Directed by: Denzel Washington
Premise: The true story of Melvin B. Tolson (Denzel Washington) a professor at Wiley College in the 1930s who formed a debate team that used rhetoric and the spoken word to challenge Jim Crow laws and eventually participate in the first interracial debate tournament.
What Works: The Great Debaters is a terrific example of a film that simultaneously adheres to genre conventions to deliver crowd-pleasing entertainment while finding room within those conventions to create a thoughtful story. Despite following the formula of a sports film, including training montages, team building, and a David and Goliath finale, the film reaches outside of the confines of the school and the debate round. Like the best sports films such as Rocky, Friday Night Lights, and Raging Bull, The Great Debaters gives the act of competition meaning and significance outside of the debate round. In this case, the film places the debaters and their work in the historical context of the Jim Crow south and the story links the student’s attempts to expand their minds with the oppression exerted on them by a racist system. As a result, the film puts much more at stake than just a trophy. Human dignity, equality, and even the student’s lives are put at risk by their actions. Like the plot, the characters of The Great Debaters are given room within traditional roles to grow and expand beyond stereotypes. As the debate coach, Denzel Washington gives the kind of strong performance audiences have come to expect from him. At first it risks being just a phoned in repeat of his work in Remember the Titans, but the script and Washington’s performance allow the character greater flaws and much more complexity. The students, played by Jurnee Smollett, Denzel Whitaker, and Nate Parker, are also given a lot of room for growth. Denzel Whitaker in particular creates some terrific scenes as a much younger man who is placed in between two older students, comes to know and confront a racist world, and rotates between opposing paternal figures: his coach played by Washington and his father played by Forest Whitaker.
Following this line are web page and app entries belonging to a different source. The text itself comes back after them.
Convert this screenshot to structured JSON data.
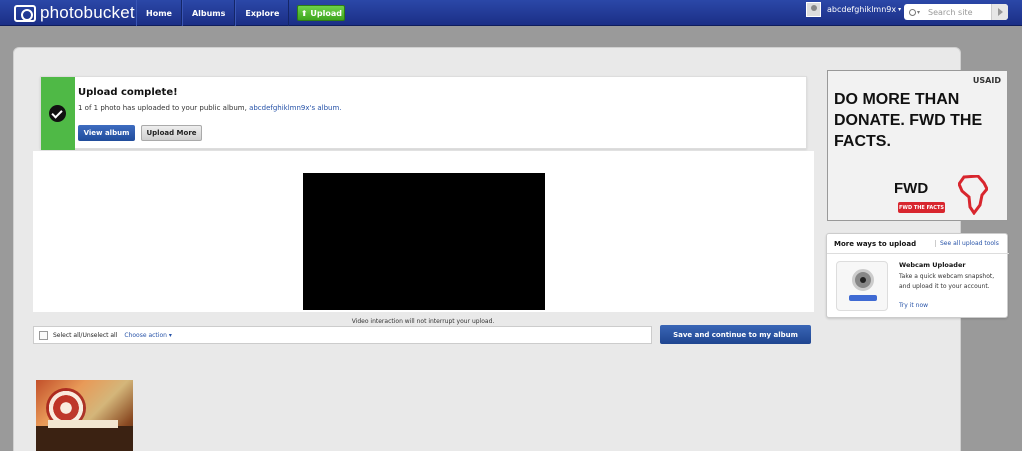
{
  "header": {
    "logo_text": "photobucket",
    "nav": [
      "Home",
      "Albums",
      "Explore"
    ],
    "upload_label": "Upload",
    "username": "abcdefghiklmn9x",
    "search_placeholder": "Search site"
  },
  "notice": {
    "title": "Upload complete!",
    "message_prefix": "1 of 1 photo has uploaded to your public album,",
    "album_link": "abcdefghiklmn9x's album.",
    "view_album": "View album",
    "upload_more": "Upload More"
  },
  "video": {
    "note": "Video interaction will not interrupt your upload."
  },
  "selection": {
    "select_all": "Select all/Unselect all",
    "choose_action": "Choose action ▾",
    "save_button": "Save and continue to my album"
  },
  "ad": {
    "sponsor": "USAID",
    "headline": "DO MORE THAN DONATE. FWD THE FACTS.",
    "fwd": "FWD",
    "badge": "FWD THE FACTS"
  },
  "tools": {
    "title": "More ways to upload",
    "see_all": "See all upload tools",
    "webcam_title": "Webcam Uploader",
    "webcam_desc": "Take a quick webcam snapshot, and upload it to your account.",
    "try_now": "Try it now"
  },
  "colors": {
    "header_blue": "#1b2f86",
    "success_green": "#4fb946",
    "link_blue": "#2753a8",
    "ad_red": "#d8262e"
  }
}
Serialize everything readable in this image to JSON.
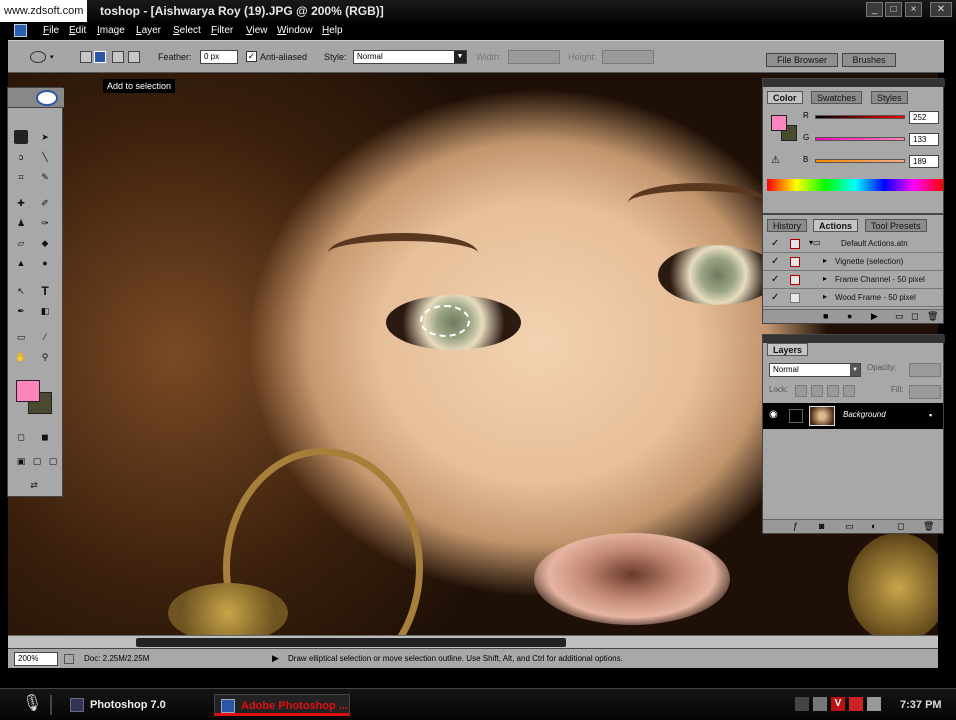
{
  "watermark": "www.zdsoft.com",
  "window": {
    "title": "toshop - [Aishwarya Roy (19).JPG @ 200% (RGB)]",
    "controls": [
      "_",
      "□",
      "×"
    ]
  },
  "menu": [
    "File",
    "Edit",
    "Image",
    "Layer",
    "Select",
    "Filter",
    "View",
    "Window",
    "Help"
  ],
  "options": {
    "feather_label": "Feather:",
    "feather_value": "0 px",
    "antialiased_label": "Anti-aliased",
    "antialiased_checked": true,
    "style_label": "Style:",
    "style_value": "Normal",
    "width_label": "Width:",
    "height_label": "Height:",
    "file_browser_tab": "File Browser",
    "brushes_tab": "Brushes"
  },
  "tooltip": "Add to selection",
  "color_panel": {
    "tabs": [
      "Color",
      "Swatches",
      "Styles"
    ],
    "channels": [
      {
        "label": "R",
        "value": "252"
      },
      {
        "label": "G",
        "value": "133"
      },
      {
        "label": "B",
        "value": "189"
      }
    ],
    "foreground_color": "#fc85bd",
    "background_color": "#4a4a30"
  },
  "actions_panel": {
    "tabs": [
      "History",
      "Actions",
      "Tool Presets"
    ],
    "items": [
      {
        "label": "Default Actions.atn",
        "type": "set"
      },
      {
        "label": "Vignette (selection)",
        "type": "action"
      },
      {
        "label": "Frame Channel - 50 pixel",
        "type": "action"
      },
      {
        "label": "Wood Frame - 50 pixel",
        "type": "action"
      }
    ]
  },
  "layers_panel": {
    "tab": "Layers",
    "blend_mode": "Normal",
    "opacity_label": "Opacity:",
    "lock_label": "Lock:",
    "fill_label": "Fill:",
    "layers": [
      {
        "name": "Background"
      }
    ]
  },
  "status": {
    "zoom": "200%",
    "doc": "Doc: 2.25M/2.25M",
    "hint": "Draw elliptical selection or move selection outline. Use Shift, Alt, and Ctrl for additional options."
  },
  "taskbar": {
    "items": [
      "Photoshop 7.0",
      "Adobe Photoshop ..."
    ],
    "clock": "7:37 PM"
  },
  "colors": {
    "panel": "#a8a8a8",
    "accent_red": "#e01010",
    "fg_swatch": "#fc85bd"
  }
}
What Doesn’t: The story is rather formulaic, following the format of most sports films while sliding in a spoonful of Dead Poet’s Society. While the actors playing students all do a good job, Jurnee Smollett’s role seems disproportionately smaller than her male counterparts. Smollett does a nice job with the material, but compared to the material given to Parker and Whitaker, it’s a little disappointing to see such a simplified female role in an otherwise complex film.
DVD extras: The two disc collectors edition includes a commentary track, a documentary, deleted scenes, and music videos.
Bottom Line: The Great Debaters is a great tribute to the power of reason and oratorical skill. Despite a few shortcomings and a reliance on formula, the film does that formula very well and is able to inject gravity and substance into it, making the film a much better picture than the typical sports story.
Episode: #190 (May 18, 2008)